LEGENDARY Irish actress Maureen O’Hara has lit up Hollywood for decades, portraying strong, fearless women in a number of classics.
From his starring role in the 1947 Christmas classic Miracle on 34th Street to his performance alongside John Wayne in the iconic 1952 Irish love story The quiet manO’Hara earned the nickname “Queen of Technicolor” for her ability to light up the big screen.
Born Maureen FitzSimons in Churchtown – then a suburb – now part of metropolitan Dublin, on August 17, 1920, O’Hara was raised as one of six at 32 Upper Beechwood Avenue in Ranelagh.

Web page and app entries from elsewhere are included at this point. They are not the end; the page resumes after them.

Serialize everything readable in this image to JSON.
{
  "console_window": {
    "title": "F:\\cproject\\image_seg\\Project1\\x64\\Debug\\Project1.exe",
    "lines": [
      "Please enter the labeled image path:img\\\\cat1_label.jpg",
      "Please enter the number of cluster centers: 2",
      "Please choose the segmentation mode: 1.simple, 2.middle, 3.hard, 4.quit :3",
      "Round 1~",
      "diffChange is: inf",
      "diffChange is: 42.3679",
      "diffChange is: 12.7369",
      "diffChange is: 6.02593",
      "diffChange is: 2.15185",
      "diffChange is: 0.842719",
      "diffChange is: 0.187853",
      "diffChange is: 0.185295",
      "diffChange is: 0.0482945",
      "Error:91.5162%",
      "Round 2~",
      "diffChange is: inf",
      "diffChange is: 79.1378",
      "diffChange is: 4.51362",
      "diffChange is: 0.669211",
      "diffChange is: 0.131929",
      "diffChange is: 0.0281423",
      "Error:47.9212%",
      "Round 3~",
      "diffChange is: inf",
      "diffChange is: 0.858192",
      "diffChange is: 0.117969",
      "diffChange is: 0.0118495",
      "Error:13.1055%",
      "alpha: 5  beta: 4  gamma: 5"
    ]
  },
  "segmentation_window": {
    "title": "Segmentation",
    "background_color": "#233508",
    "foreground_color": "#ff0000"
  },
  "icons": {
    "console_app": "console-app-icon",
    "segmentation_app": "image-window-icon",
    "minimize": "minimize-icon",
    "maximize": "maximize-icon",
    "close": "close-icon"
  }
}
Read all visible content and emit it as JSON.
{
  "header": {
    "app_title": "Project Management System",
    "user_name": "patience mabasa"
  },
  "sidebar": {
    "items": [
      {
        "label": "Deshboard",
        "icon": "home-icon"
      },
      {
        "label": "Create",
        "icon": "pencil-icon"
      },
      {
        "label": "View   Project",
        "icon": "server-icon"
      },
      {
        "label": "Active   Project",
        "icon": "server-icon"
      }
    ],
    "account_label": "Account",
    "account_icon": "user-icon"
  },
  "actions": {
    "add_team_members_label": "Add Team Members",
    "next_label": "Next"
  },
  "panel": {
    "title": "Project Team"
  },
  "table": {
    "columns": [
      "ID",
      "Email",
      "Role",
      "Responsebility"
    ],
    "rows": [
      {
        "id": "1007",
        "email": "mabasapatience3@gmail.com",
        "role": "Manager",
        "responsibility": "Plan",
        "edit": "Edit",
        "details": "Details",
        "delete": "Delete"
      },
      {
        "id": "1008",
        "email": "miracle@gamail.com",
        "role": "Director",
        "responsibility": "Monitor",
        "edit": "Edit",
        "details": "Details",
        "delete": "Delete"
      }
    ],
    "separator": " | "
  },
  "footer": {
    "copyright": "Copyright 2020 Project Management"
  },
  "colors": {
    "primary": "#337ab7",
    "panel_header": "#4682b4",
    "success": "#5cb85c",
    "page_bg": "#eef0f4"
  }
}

Talent was in her blood – Maureen’s mother Marguerita was a well-known opera singer, and her father Charles owned a string of football teams, including his beloved Shamrock Rovers.
To celebrate the life of one of Ireland’s greatest girls, here are 7 little-known facts about Maureen O’Hara…
1. A GYPSYS PREDICTION
According to his 2004 autobiography, It’s herselfat the age of five, a gypsy said to Maureen “You will one day leave Ireland and you will become a very famous woman known all over the world”.
Just 13 years later, she would star in her first film, the low-budget 1938 musical My Irish Molly – the only photo she took under her real name, Maureen FitzSimons.
She will then receive a star on the Hollywood Walk of Fame at 7004 Hollywood Boulevard in Hollywood, California on February 8, 1960.
2. NAME CHANGE
Maureen FitzSimons was brought to Hollywood in the late 1930s by legendary actor, director and producer Charles Laughton – who originally signed her to a personal services contract.
The contract meant she was signed to Laughton instead of a studio, as was common at the time.
Laughton thought the unusual spelling of her last name would be a problem for her career, so she was given a choice between O’Hara or O’Mara.
3. PROUD IRISH
O’Hara became an American citizen on January 25, 1946 – but retained her Irish nationality.
It was the first time in history that the United States government recognized an Irish citizen.
This has led to a change in process for all Irish immigrants.
4. BEST FRIEND
Maureen starred with John Wayne in five films – big river (1950), The quiet man (1952), The wings of eagles (1957), McLintock! (1963) and Big Jacques (1971) – always like his wife or love.
Off-screen, the couple remained best of pals, and Wayne considered her the only woman he ever considered a true friend. In her Caribbean vacation home, Maureen even had a wing she called “the John Wayne wing” because he stayed there when he visited.
When Wayne lay dying in his hospital bed in 1979, he watched Maureen on television ask Congress to give him a Congressional Gold Medal – which they did by unanimous vote.
5. OTHER SKILLS
Maureen performed many of her own stunts in her films, rare for an actress at that time.
She was also a talented typist and even typed some of her own scripts and rewrites later in life.
After retiring, she enjoyed a second career as a successful magazine editor – one of the reasons was to help keep her from getting bored, which we can all relate to.
6. CLOSING CONSERVATOR
Maureen was a staunch conservative Republican throughout her time in the United States.
She supported the presidencies of Dwight D. Eisenhower, Richard Nixon, Gerald Ford, Ronald Reagan, George Bush, and George W. Bush while a US citizen.
However, whether she would have voted for Donald Trump will remain a mystery forever – thankfully.
Maureen was the last credited actor of 1947 Miracle on 34th Street died October 24, 2015.
She is buried in Arlington Cemetery, alongside her late husband Charles Blair – who died months before his best friend John Wayne in September 1978.
She was 95 years old.
* Originally published in July 2019